Haiku

1,431 views
1,350 views

Published on

Published in: Education
0 Comments
0 Likes
Statistics
Notes
  • Be the first to comment

  • Be the first to like this

No Downloads
Views
Total views
1,431
On SlideShare
0
From Embeds
0
Number of Embeds
5
Actions
Shares
0
Downloads
15
Comments
0
Likes
0
Embeds 0
No embeds

No notes for slide

Haiku

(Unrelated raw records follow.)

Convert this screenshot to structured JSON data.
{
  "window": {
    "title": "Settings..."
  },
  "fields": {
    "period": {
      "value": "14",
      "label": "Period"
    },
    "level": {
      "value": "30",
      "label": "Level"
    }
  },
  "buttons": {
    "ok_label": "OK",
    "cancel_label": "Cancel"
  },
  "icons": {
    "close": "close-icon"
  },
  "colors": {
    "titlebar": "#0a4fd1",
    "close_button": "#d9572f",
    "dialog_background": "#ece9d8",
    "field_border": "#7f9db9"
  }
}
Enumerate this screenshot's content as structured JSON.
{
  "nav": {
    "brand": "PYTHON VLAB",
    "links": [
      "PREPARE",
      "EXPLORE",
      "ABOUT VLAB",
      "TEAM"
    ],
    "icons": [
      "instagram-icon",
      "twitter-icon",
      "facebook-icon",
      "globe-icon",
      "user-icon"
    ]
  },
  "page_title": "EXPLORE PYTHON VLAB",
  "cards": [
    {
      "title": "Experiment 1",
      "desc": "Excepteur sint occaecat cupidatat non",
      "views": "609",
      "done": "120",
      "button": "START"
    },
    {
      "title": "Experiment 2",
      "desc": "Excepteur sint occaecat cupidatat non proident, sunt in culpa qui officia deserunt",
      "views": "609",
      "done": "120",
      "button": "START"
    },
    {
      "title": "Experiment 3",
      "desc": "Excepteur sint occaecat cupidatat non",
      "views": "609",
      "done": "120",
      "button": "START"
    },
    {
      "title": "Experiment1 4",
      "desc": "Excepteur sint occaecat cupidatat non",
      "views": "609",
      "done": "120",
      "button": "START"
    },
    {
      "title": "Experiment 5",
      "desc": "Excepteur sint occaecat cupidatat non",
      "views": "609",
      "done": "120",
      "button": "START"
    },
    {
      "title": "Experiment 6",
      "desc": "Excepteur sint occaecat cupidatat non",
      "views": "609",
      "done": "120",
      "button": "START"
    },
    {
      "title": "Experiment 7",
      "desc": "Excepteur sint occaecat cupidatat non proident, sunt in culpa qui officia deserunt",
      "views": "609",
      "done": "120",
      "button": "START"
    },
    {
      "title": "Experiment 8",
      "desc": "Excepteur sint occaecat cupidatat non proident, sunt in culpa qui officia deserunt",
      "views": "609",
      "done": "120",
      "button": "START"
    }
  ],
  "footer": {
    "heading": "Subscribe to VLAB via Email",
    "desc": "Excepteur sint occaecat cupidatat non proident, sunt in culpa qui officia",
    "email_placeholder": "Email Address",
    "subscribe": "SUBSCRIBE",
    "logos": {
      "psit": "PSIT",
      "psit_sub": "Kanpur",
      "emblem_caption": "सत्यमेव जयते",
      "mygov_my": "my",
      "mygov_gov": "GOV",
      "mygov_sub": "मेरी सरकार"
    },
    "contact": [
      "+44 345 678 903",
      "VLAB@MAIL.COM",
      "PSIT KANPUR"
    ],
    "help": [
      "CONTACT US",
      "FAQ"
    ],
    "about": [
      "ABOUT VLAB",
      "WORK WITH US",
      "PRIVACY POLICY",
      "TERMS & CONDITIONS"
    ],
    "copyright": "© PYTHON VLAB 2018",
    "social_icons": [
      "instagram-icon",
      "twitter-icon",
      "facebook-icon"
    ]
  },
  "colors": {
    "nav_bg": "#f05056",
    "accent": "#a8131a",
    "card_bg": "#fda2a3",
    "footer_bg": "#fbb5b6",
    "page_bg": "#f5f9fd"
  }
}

  1. 1. Haiku is a poetic form and a type of poetry from the Japanese culture. Haiku combines form, content, and language in a meaningful, yet compact form. Haiku poets, write about everyday things. Many themes include nature, feelings, or experiences. Usually they use simple words and grammar. The most common form for Haiku is three short lines. The first line usually contains five (5) syllables, the second line seven (7) syllables, and the third line contains five (5) syllables. Haiku doesn't rhyme. A Haiku must "paint" a mental image in the reader's mind. This is the challenge of Haiku - to put the poem's meaning and imagery in the reader's mind in ONLY 17 syllables over just three (3) lines of poetry! http://volweb.utk.edu/school/bedford/harrisms/haiku.htm
  2. 2. Haiku by Jack Kerouac The low yellow moon above the Quiet lamplit house
  3. 3. Japan by Billy Collins Today I pass the time reading a favorite haiku, saying the few words over and over. It feels like eating the same small, perfect grape again and again. I walk through the house reciting it and leave its letters falling through the air of every room. I stand by the big silence of the piano and say it. I say it in front of a painting of the sea. I tap out its rhythm on an empty shelf. I listen to myself saying it, then I say it without listening, then I hear it without saying it. And when the dog looks up at me, I kneel down on the floor and whisper it into each of his long white ears. It's the one about the one-ton temple bell with the moth sleeping on its surface, and every time I say it, I feel the excruciating pressure of the moth on the surface of the iron bell. When I say it at the window, the bell is the world and I am the moth resting there. When I say it at the mirror, I am the heavy bell and the moth is life with its papery wings. And later, when I say it to you in the dark, you are the bell, and I am the tongue of the bell, ringing you, and the moth has flown from its line
  4. 4. Haiku by Mr. Christie This class is very fun Writing Haiku’s are easy Do you like Haiku’s?
  5. 5.  Get together with your neighbor and write an original Haiku.  You choose the subject!!!

×